10. Northwestern – Tackle Al Netter and guard Ben Burkett are gone from a group that disappointed in 2011 in most phases of the game. Where was the pass protection? Where was the push in the ground game? There are lots of moving parts for a tall, massive unit. Tackle Patrick Ward will be an anchor and leader, playing next to guard Brian Mulroe to form a potentially strong left side of the line. Mulroe will be the leader of the line with Netter gone. Center Brandon Vitabile was a revelation as a freshman. The right side of the line will be new. How will it develop? All eyes are on guard Neal Dieters and tackles Paul Jorgensen and Shane Mertz.
11. Minnesota – This could be a pleasantly good unit. There will be no senior starters, so this group is still a work-in-progress. Staffers say left tackle Ed Olson will be the anchor and leader, a true bellwether on the edge. Jimmy Gjere is a rising force at the right tackle spot. The group got a good push in the ground game last season and could get better, but the interior must be overhauled with guards Chris Bunders and Ryan Orton and center Ryan Wynn gone. Tommy Olson and Zac Epping will figure in at guard. The center is Zach Mottla.
12. Indiana – The group has struggled for several seasons, but it’s making progress and hope floats with the return of four starters. However, the unit must be tougher, stronger and nastier. The bellwether will be center Will Matte, a Rimington Award candidate. Former defensive lineman Bernard Taylor endured a baptism by fire last season at left guard and looked good. He may one day be special. The lone new starter is at the key left tackle slot, Charlie Chapman. Peyton Eckert is penciled in at right tackle, with Cody Evers at right guard.
BTN.com senior writer Tom Dienhart is on Twitter and Facebook, all of his work is at btn.com/tomdienhart, and you can subscribe to it all via his RSS feed.
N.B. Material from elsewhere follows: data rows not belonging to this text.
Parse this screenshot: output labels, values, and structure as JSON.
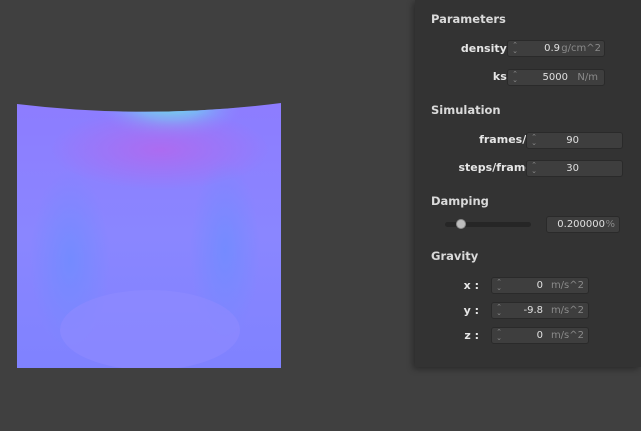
{
  "panel": {
    "parameters": {
      "title": "Parameters",
      "density": {
        "label": "density :",
        "value": "0.9",
        "unit": "g/cm^2"
      },
      "ks": {
        "label": "ks :",
        "value": "5000",
        "unit": "N/m"
      }
    },
    "simulation": {
      "title": "Simulation",
      "fps": {
        "label": "frames/s :",
        "value": "90"
      },
      "steps": {
        "label": "steps/frame :",
        "value": "30"
      }
    },
    "damping": {
      "title": "Damping",
      "value": "0.200000",
      "unit": "%",
      "slider_level": 0.2
    },
    "gravity": {
      "title": "Gravity",
      "x": {
        "label": "x :",
        "value": "0",
        "unit": "m/s^2"
      },
      "y": {
        "label": "y :",
        "value": "-9.8",
        "unit": "m/s^2"
      },
      "z": {
        "label": "z :",
        "value": "0",
        "unit": "m/s^2"
      }
    }
  },
  "colors": {
    "background": "#404040",
    "panel": "#333333",
    "cloth_base": "#8a84ff",
    "cloth_highlight": "#6fd8e8",
    "cloth_fold": "#a070ee"
  },
  "icons": {
    "spinner": "up-down-arrows-icon"
  }
}
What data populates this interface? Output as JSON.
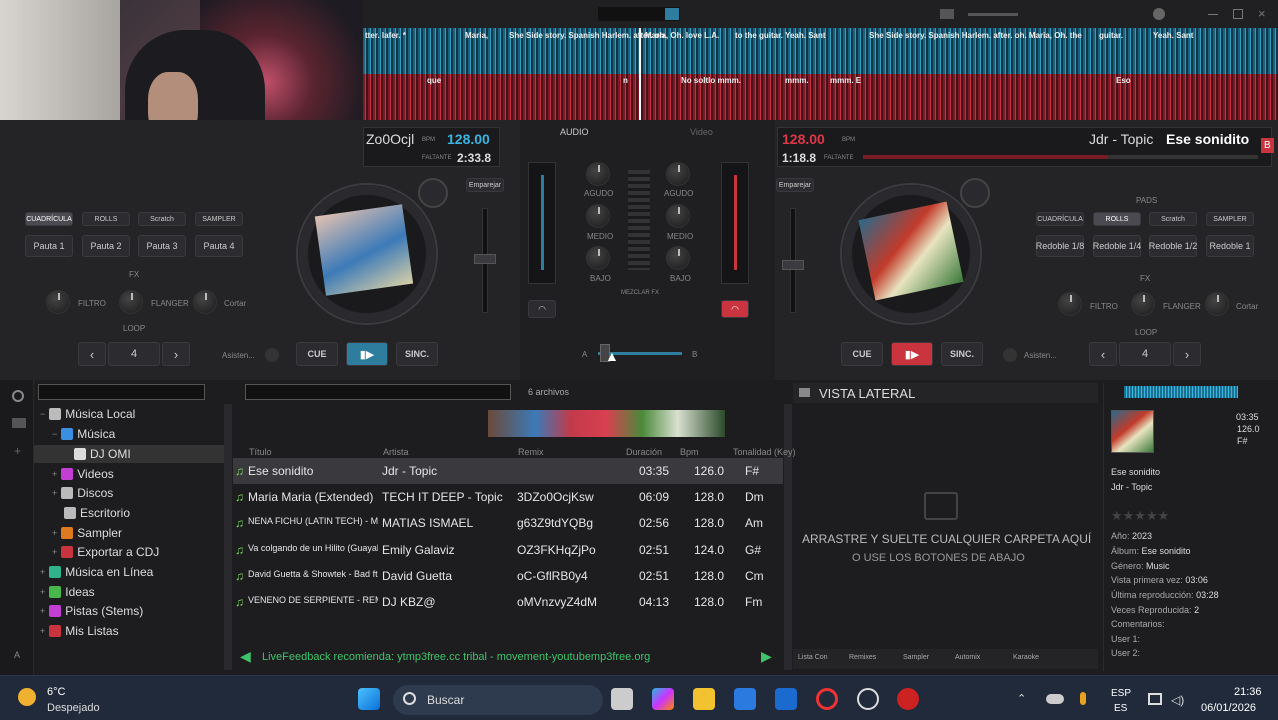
{
  "deckA": {
    "title_partial": "Zo0Ocjl",
    "bpm": "128.00",
    "bpm_label": "BPM",
    "time": "2:33.8",
    "time_label": "FALTANTE",
    "pads_tabs": [
      "CUADRÍCULA",
      "ROLLS",
      "Scratch",
      "SAMPLER"
    ],
    "pads": [
      "Pauta 1",
      "Pauta 2",
      "Pauta 3",
      "Pauta 4"
    ],
    "fx_label": "FX",
    "fx": [
      "FILTRO",
      "FLANGER",
      "Cortar"
    ],
    "loop_label": "LOOP",
    "loop_value": "4",
    "assist": "Asisten...",
    "cue": "CUE",
    "sync": "SINC.",
    "pitch_btn": "Emparejar"
  },
  "deckB": {
    "artist": "Jdr - Topic",
    "title": "Ese sonidito",
    "deck_letter": "B",
    "bpm": "128.00",
    "bpm_label": "BPM",
    "time": "1:18.8",
    "time_label": "FALTANTE",
    "pads_header": "PADS",
    "pads_tabs": [
      "CUADRÍCULA",
      "ROLLS",
      "Scratch",
      "SAMPLER"
    ],
    "pads": [
      "Redoble 1/8",
      "Redoble 1/4",
      "Redoble 1/2",
      "Redoble 1"
    ],
    "fx_label": "FX",
    "fx": [
      "FILTRO",
      "FLANGER",
      "Cortar"
    ],
    "loop_label": "LOOP",
    "loop_value": "4",
    "assist": "Asisten...",
    "cue": "CUE",
    "sync": "SINC.",
    "pitch_btn": "Emparejar"
  },
  "mixer": {
    "tab_audio": "AUDIO",
    "tab_video": "Video",
    "eq": [
      "AGUDO",
      "MEDIO",
      "BAJO"
    ],
    "mezclar": "MEZCLAR FX",
    "crossfader_a": "A",
    "crossfader_b": "B"
  },
  "waveform_labels_top": [
    "tter. lafer. *",
    "Maria,",
    "She Side story. Spanish Harlem. after. oh.",
    "Maria, Oh. love L.A.",
    "to the guitar. Yeah. Sant",
    "She Side story. Spanish Harlem. after. oh. Maria, Oh. the",
    "guitar.",
    "Yeah. Sant"
  ],
  "waveform_labels_bottom": [
    "que",
    "n",
    "No soltlo mmm.",
    "mmm.",
    "mmm. E",
    "Eso"
  ],
  "browser": {
    "search_placeholder": "",
    "file_count": "6 archivos",
    "tree": [
      {
        "label": "Música Local",
        "indent": 0,
        "color": "#bbb"
      },
      {
        "label": "Música",
        "indent": 1,
        "color": "#3a8fe0"
      },
      {
        "label": "DJ OMI",
        "indent": 2,
        "color": "#ddd"
      },
      {
        "label": "Videos",
        "indent": 1,
        "color": "#c33fd4"
      },
      {
        "label": "Discos",
        "indent": 1,
        "color": "#bbb"
      },
      {
        "label": "Escritorio",
        "indent": 1,
        "color": "#bbb"
      },
      {
        "label": "Sampler",
        "indent": 1,
        "color": "#e07a20"
      },
      {
        "label": "Exportar a CDJ",
        "indent": 1,
        "color": "#c9343f"
      },
      {
        "label": "Música en Línea",
        "indent": 0,
        "color": "#2fb38a"
      },
      {
        "label": "Ideas",
        "indent": 0,
        "color": "#49b84a"
      },
      {
        "label": "Pistas (Stems)",
        "indent": 0,
        "color": "#c33fd4"
      },
      {
        "label": "Mis Listas",
        "indent": 0,
        "color": "#c9343f"
      }
    ],
    "side_tabs": [
      "Carpetas",
      "Sideview"
    ],
    "columns": [
      "Título",
      "Artista",
      "Remix",
      "Duración",
      "Bpm",
      "Tonalidad (Key)"
    ],
    "rows": [
      {
        "title": "Ese sonidito",
        "artist": "Jdr - Topic",
        "remix": "",
        "duration": "03:35",
        "bpm": "126.0",
        "key": "F#"
      },
      {
        "title": "Maria Maria (Extended)",
        "artist": "TECH IT DEEP - Topic",
        "remix": "3DZo0OcjKsw",
        "duration": "06:09",
        "bpm": "128.0",
        "key": "Dm"
      },
      {
        "title": "NENA FICHU (LATIN TECH) - Mati...",
        "artist": "MATIAS ISMAEL",
        "remix": "g63Z9tdYQBg",
        "duration": "02:56",
        "bpm": "128.0",
        "key": "Am"
      },
      {
        "title": "Va colgando de un Hilito (Guayabo...",
        "artist": "Emily Galaviz",
        "remix": "OZ3FKHqZjPo",
        "duration": "02:51",
        "bpm": "124.0",
        "key": "G#"
      },
      {
        "title": "David Guetta & Showtek - Bad ft.V...",
        "artist": "David Guetta",
        "remix": "oC-GflRB0y4",
        "duration": "02:51",
        "bpm": "128.0",
        "key": "Cm"
      },
      {
        "title": "VENENO DE SERPIENTE - REMI...",
        "artist": "DJ KBZ@",
        "remix": "oMVnzvyZ4dM",
        "duration": "04:13",
        "bpm": "128.0",
        "key": "Fm"
      }
    ],
    "livefeedback": "LiveFeedback recomienda: ytmp3free.cc tribal - movement-youtubemp3free.org"
  },
  "sideview": {
    "title": "VISTA LATERAL",
    "drop_line1": "ARRASTRE Y SUELTE CUALQUIER CARPETA AQUÍ",
    "drop_line2": "O USE LOS BOTONES DE ABAJO",
    "bottom_tabs": [
      "Lista Con",
      "Remixes",
      "Sampler",
      "Automix",
      "Karaoke"
    ]
  },
  "info": {
    "time": "03:35",
    "bpm": "126.0",
    "key": "F#",
    "title": "Ese sonidito",
    "artist": "Jdr - Topic",
    "year_label": "Año:",
    "year": "2023",
    "album_label": "Álbum:",
    "album": "Ese sonidito",
    "genre_label": "Género:",
    "genre": "Music",
    "first_label": "Vista primera vez:",
    "first": "03:06",
    "last_label": "Última reproducción:",
    "last": "03:28",
    "plays_label": "Veces Reproducida:",
    "plays": "2",
    "comments_label": "Comentarios:",
    "user1": "User 1:",
    "user2": "User 2:"
  },
  "taskbar": {
    "temp": "6°C",
    "weather": "Despejado",
    "search": "Buscar",
    "lang1": "ESP",
    "lang2": "ES",
    "clock": "21:36",
    "date": "06/01/2026"
  }
}
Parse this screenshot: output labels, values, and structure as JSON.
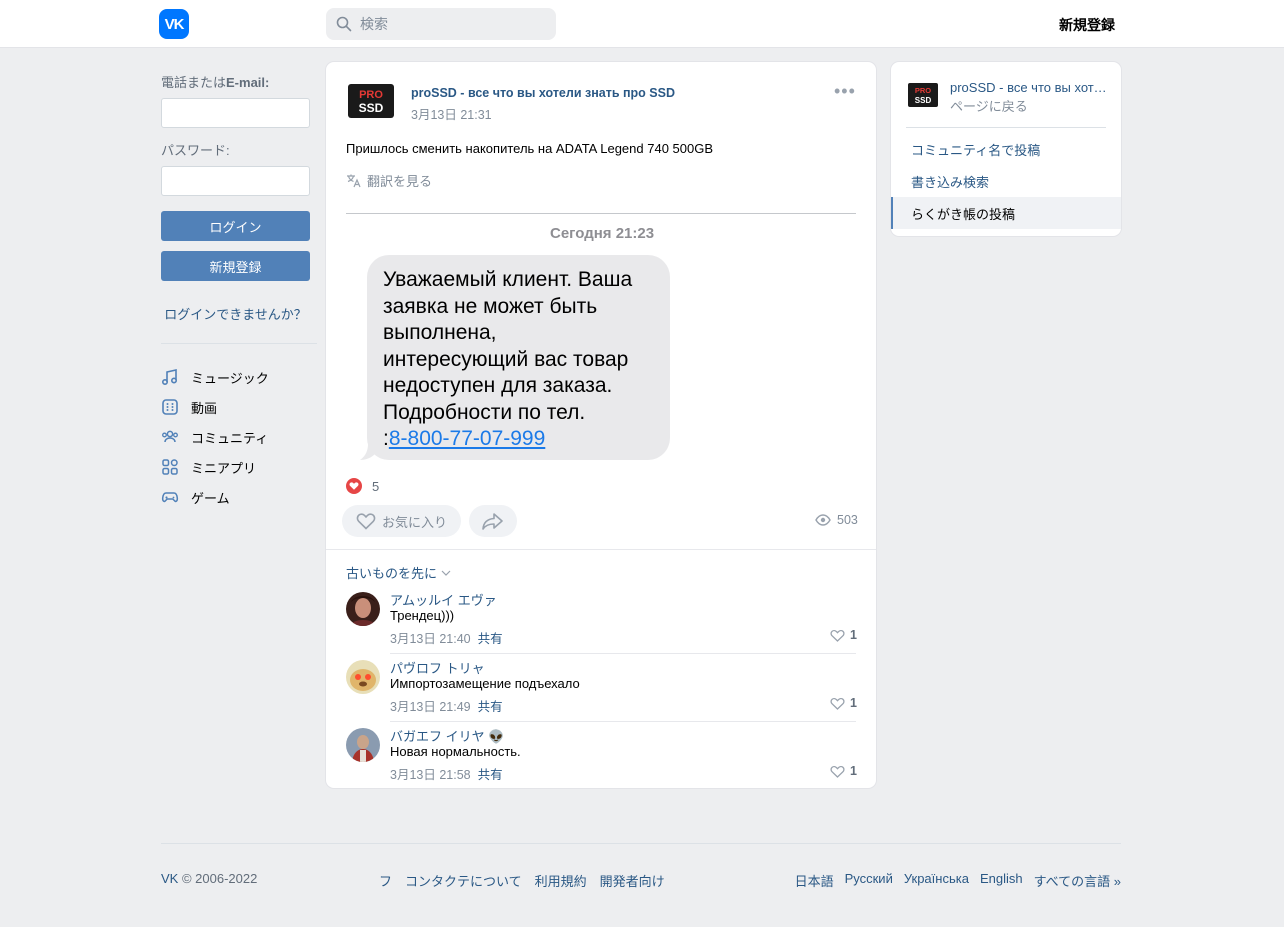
{
  "header": {
    "logo": "VK",
    "search_placeholder": "検索",
    "register": "新規登録"
  },
  "login": {
    "email_label_prefix": "電話または",
    "email_label_bold": "E-mail:",
    "password_label": "パスワード:",
    "login_button": "ログイン",
    "register_button": "新規登録",
    "forgot": "ログインできませんか？"
  },
  "menu": [
    {
      "label": "ミュージック",
      "icon": "music-icon"
    },
    {
      "label": "動画",
      "icon": "video-icon"
    },
    {
      "label": "コミュニティ",
      "icon": "community-icon"
    },
    {
      "label": "ミニアプリ",
      "icon": "apps-icon"
    },
    {
      "label": "ゲーム",
      "icon": "gamepad-icon"
    }
  ],
  "post": {
    "avatar_line1": "PRO",
    "avatar_line2": "SSD",
    "author": "proSSD - все что вы хотели знать про SSD",
    "date": "3月13日 21:31",
    "text": "Пришлось сменить накопитель на ADATA Legend 740 500GB",
    "translate": "翻訳を見る",
    "image": {
      "timestamp": "Сегодня 21:23",
      "message_lines": [
        "Уважаемый клиент. Ваша",
        "заявка  не может быть",
        "выполнена,",
        "интересующий вас товар",
        "недоступен для заказа.",
        "Подробности по тел."
      ],
      "phone_prefix": ":",
      "phone": "8-800-77-07-999"
    },
    "likes_count": "5",
    "like_button": "お気に入り",
    "views": "503"
  },
  "comments": {
    "sort_label": "古いものを先に",
    "items": [
      {
        "name": "アムッルイ エヴァ",
        "text": "Трендец)))",
        "date": "3月13日 21:40",
        "share": "共有",
        "likes": "1"
      },
      {
        "name": "パヴロフ トリャ",
        "text": "Импортозамещение подъехало",
        "date": "3月13日 21:49",
        "share": "共有",
        "likes": "1"
      },
      {
        "name": "バガエフ イリヤ 👽",
        "text": "Новая нормальность.",
        "date": "3月13日 21:58",
        "share": "共有",
        "likes": "1"
      }
    ]
  },
  "sidebar": {
    "name": "proSSD - все что вы хотели знать про SSD",
    "back": "ページに戻る",
    "links": [
      "コミュニティ名で投稿",
      "書き込み検索",
      "らくがき帳の投稿"
    ]
  },
  "footer": {
    "brand": "VK",
    "copyright": " © 2006-2022",
    "links": [
      "フ",
      "コンタクテについて",
      "利用規約",
      "開発者向け"
    ],
    "languages": [
      "日本語",
      "Русский",
      "Українська",
      "English",
      "すべての言語 »"
    ]
  }
}
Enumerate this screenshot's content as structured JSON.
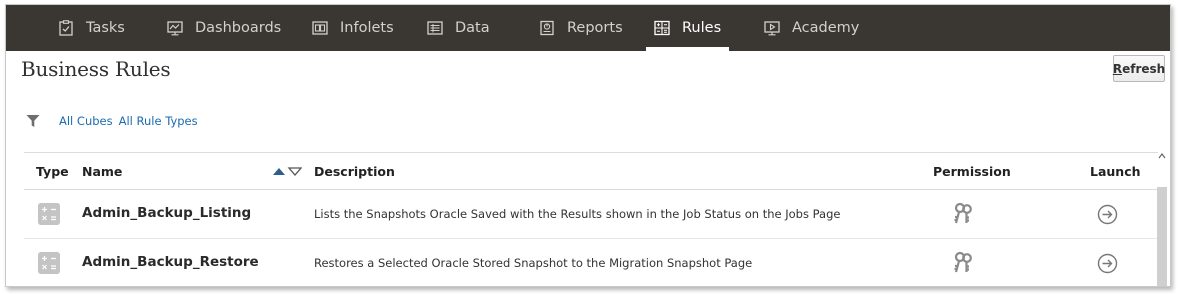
{
  "nav": {
    "items": [
      {
        "label": "Tasks",
        "icon": "tasks-icon"
      },
      {
        "label": "Dashboards",
        "icon": "dashboards-icon"
      },
      {
        "label": "Infolets",
        "icon": "infolets-icon"
      },
      {
        "label": "Data",
        "icon": "data-icon"
      },
      {
        "label": "Reports",
        "icon": "reports-icon"
      },
      {
        "label": "Rules",
        "icon": "rules-icon",
        "active": true
      },
      {
        "label": "Academy",
        "icon": "academy-icon"
      }
    ]
  },
  "page": {
    "title": "Business Rules",
    "refresh_label_prefix": "R",
    "refresh_label_rest": "efresh"
  },
  "filters": {
    "cubes": "All Cubes",
    "rule_types": "All Rule Types"
  },
  "table": {
    "headers": {
      "type": "Type",
      "name": "Name",
      "description": "Description",
      "permission": "Permission",
      "launch": "Launch"
    },
    "rows": [
      {
        "name": "Admin_Backup_Listing",
        "description": "Lists the Snapshots Oracle Saved with the Results shown in the Job Status on the Jobs Page"
      },
      {
        "name": "Admin_Backup_Restore",
        "description": "Restores a Selected Oracle Stored Snapshot to the Migration Snapshot Page"
      }
    ]
  },
  "colors": {
    "nav_bg": "#3a3632",
    "link": "#1a6cb0",
    "icon_gray": "#9a9a9a"
  }
}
Also, send questions to his weekly mailbag using the form below.
And if you want to leave a comment on this post, use the box below. All comments need to be approved by a moderator.